That’s a particular shame because Co-op farms pride themselves on helping wildlife and biodiversity, with eight farming apprenticeships, college training and education work. Last year 65,000 children visited Co-op farms – its one near Jedburgh has been particularly popular. That’s vital work. Half of pupils sampled in Glasgow recently didn’t know eggs come from hens. In Norway, by contrast, kindergarten co-locate with farms so children grow up feeding and caring for animals and grow crops like tomatoes to raise school funds. How sad such an idyllic vision remains a pipe dream in Scotland.

But it doesn’t have to be that way.

Councils, pension funds and housing associations invest in land as a long-term hedge against inflation – if they took a more enlightened approach, Scotland could take a big step forward.

Indeed, farming reform is long overdue.

Some farmers have sold farms but kept subsidies, while some subsidy “entitlements” have been sold to investors who are not farmers. Food campaigners such as Nourish Scotland maintain no competitive farming business should be dependent on annual, no-strings-attached public subsidy. They want a total cap on payments over €150,000 £123,000) a year – as Northern Ireland has done – and a switch of funding to smaller family farms to boost the local economy and social fabric because they are more likely to sell in short, direct supply chains, tend to have higher biodiversity and productivity per acre and create more jobs.

Wales is set to switch 15 per cent of CAP funding this way, England will shift 12 per cent, but the Scottish Government currently aims for just 9.5 per cent. Why?

The burgeoning growth of interest in allotments and food cooperatives suggests Scots want to get on to the land and grow their own. Land reform would make that possible, but meantime the Co-op could get good headlines by giving a Scottish social enterprise time to work up a bid. And the Scottish Government could change subsidy payments to encourage new entrants and transform food production.

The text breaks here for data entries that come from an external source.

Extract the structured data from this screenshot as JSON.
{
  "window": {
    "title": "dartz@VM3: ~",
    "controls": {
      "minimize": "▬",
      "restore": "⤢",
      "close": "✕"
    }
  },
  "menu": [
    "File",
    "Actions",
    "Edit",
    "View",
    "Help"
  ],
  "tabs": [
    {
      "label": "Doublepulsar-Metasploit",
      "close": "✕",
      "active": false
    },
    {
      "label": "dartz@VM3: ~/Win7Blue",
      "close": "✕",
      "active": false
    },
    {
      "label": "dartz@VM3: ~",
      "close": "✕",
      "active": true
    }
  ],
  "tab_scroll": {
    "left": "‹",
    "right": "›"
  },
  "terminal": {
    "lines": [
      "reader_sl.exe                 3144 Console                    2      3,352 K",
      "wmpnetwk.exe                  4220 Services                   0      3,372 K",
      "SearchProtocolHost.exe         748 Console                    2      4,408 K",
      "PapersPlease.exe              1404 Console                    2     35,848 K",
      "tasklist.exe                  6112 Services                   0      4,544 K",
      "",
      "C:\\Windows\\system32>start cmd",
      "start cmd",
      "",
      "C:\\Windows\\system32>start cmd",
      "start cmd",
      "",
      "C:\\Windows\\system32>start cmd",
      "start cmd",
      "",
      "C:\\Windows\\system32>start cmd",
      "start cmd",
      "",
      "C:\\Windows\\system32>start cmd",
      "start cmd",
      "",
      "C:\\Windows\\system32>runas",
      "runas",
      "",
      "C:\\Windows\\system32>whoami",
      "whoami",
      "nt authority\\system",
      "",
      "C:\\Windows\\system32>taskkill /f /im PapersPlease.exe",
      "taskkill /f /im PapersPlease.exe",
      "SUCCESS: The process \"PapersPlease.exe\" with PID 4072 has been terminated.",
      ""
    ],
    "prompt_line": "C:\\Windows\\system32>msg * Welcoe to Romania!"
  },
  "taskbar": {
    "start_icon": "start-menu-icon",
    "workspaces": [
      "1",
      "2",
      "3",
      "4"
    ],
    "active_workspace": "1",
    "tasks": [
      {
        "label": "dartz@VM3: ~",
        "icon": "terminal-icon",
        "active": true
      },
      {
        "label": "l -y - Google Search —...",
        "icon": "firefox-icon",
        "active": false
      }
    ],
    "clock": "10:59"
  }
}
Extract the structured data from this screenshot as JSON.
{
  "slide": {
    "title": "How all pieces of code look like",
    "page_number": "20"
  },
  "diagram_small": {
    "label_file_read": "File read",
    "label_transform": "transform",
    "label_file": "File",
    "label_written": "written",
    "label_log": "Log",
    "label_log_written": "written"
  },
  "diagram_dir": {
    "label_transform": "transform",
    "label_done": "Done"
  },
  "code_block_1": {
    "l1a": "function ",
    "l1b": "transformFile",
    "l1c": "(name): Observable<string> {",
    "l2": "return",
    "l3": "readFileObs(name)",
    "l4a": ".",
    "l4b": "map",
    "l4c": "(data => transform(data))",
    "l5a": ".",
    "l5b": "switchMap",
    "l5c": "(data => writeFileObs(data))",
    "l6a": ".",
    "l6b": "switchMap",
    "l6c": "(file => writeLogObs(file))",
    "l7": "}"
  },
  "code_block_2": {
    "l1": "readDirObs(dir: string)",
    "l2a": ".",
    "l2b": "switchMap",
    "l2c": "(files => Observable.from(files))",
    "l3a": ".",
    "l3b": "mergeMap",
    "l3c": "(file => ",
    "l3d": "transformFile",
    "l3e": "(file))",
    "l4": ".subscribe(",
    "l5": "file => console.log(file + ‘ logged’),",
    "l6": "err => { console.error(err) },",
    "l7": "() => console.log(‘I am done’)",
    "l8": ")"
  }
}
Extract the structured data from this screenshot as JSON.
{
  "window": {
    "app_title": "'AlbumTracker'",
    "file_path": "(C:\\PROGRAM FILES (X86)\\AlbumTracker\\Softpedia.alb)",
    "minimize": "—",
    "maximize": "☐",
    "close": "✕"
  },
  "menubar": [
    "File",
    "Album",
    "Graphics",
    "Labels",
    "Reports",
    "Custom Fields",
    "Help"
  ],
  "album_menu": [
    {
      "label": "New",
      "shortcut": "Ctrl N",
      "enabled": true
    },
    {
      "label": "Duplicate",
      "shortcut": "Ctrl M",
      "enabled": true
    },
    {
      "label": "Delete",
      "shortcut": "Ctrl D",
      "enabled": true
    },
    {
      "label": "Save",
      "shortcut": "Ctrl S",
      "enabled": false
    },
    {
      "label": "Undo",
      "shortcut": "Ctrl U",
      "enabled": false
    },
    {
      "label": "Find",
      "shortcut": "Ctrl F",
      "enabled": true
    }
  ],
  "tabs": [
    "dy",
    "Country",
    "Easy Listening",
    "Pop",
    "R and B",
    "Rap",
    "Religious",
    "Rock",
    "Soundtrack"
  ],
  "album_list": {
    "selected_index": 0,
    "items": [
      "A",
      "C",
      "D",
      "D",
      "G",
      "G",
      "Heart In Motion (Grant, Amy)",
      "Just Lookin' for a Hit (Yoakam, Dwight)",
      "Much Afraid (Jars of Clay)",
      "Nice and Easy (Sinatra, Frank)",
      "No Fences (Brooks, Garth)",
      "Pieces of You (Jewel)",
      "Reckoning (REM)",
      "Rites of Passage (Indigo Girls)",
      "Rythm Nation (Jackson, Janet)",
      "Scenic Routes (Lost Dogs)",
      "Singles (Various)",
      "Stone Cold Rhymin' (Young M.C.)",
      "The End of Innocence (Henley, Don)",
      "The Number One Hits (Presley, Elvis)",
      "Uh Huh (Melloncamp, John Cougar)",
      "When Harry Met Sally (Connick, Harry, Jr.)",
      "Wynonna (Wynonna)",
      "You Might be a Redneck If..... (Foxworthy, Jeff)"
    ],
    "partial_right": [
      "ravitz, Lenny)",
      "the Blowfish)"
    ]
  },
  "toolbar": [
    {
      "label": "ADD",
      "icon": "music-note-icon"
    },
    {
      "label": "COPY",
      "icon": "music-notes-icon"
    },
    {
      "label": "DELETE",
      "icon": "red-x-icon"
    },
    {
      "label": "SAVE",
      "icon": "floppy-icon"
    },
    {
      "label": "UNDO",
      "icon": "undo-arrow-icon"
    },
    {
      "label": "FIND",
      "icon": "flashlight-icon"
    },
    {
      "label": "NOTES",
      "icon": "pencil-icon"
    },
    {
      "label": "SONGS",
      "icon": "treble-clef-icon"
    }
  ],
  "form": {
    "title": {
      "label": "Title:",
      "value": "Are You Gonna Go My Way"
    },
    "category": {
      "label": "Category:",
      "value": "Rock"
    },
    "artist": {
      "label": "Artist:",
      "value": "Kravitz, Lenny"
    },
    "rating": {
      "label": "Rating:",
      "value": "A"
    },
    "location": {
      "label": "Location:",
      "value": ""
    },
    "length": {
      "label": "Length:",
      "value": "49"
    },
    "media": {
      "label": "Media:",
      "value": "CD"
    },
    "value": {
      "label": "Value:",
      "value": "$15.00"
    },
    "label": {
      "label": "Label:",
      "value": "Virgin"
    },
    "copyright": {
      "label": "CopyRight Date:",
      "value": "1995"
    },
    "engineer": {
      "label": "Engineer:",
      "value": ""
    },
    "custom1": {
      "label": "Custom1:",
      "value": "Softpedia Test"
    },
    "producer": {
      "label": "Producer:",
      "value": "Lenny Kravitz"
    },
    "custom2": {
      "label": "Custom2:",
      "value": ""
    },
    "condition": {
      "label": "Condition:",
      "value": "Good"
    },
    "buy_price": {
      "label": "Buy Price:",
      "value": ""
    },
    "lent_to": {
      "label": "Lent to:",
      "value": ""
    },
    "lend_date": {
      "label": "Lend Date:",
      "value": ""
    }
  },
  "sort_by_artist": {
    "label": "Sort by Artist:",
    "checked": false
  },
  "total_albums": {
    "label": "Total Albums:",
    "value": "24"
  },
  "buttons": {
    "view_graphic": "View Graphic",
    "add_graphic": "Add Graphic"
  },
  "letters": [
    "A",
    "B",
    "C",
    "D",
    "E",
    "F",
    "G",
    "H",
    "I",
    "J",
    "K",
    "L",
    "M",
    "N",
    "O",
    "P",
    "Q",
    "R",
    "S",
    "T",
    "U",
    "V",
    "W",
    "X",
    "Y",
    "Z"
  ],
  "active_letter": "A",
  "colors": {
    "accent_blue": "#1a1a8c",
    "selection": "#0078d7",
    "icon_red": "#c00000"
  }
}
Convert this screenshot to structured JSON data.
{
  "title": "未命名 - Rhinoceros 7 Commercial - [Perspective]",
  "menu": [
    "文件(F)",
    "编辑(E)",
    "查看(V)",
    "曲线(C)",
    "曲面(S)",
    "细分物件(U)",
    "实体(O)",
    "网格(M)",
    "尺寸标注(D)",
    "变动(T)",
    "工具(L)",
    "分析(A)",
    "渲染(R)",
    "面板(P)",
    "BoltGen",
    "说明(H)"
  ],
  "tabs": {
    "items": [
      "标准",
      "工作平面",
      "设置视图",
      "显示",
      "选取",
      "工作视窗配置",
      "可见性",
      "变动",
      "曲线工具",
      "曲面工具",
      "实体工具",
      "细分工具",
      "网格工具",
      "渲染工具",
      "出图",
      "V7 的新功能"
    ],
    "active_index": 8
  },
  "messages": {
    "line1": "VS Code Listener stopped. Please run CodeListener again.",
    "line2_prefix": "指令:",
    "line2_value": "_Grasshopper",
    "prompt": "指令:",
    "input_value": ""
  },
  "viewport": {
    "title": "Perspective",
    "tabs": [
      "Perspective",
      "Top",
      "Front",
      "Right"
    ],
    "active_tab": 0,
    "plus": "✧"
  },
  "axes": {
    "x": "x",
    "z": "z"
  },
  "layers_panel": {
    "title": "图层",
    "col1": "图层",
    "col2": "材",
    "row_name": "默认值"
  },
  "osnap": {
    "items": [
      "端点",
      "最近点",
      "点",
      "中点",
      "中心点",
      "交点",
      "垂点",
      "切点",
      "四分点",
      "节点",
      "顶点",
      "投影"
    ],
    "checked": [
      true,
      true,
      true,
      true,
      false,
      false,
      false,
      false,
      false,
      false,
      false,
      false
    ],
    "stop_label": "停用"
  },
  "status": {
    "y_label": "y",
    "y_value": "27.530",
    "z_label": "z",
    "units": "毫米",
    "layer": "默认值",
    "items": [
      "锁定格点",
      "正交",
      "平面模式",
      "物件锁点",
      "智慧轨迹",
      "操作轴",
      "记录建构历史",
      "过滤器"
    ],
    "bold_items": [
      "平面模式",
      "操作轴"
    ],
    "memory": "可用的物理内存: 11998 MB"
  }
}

Or we can hedge our bets and allow the juggernaut of “ae been” to crush innovation. It really is up to us.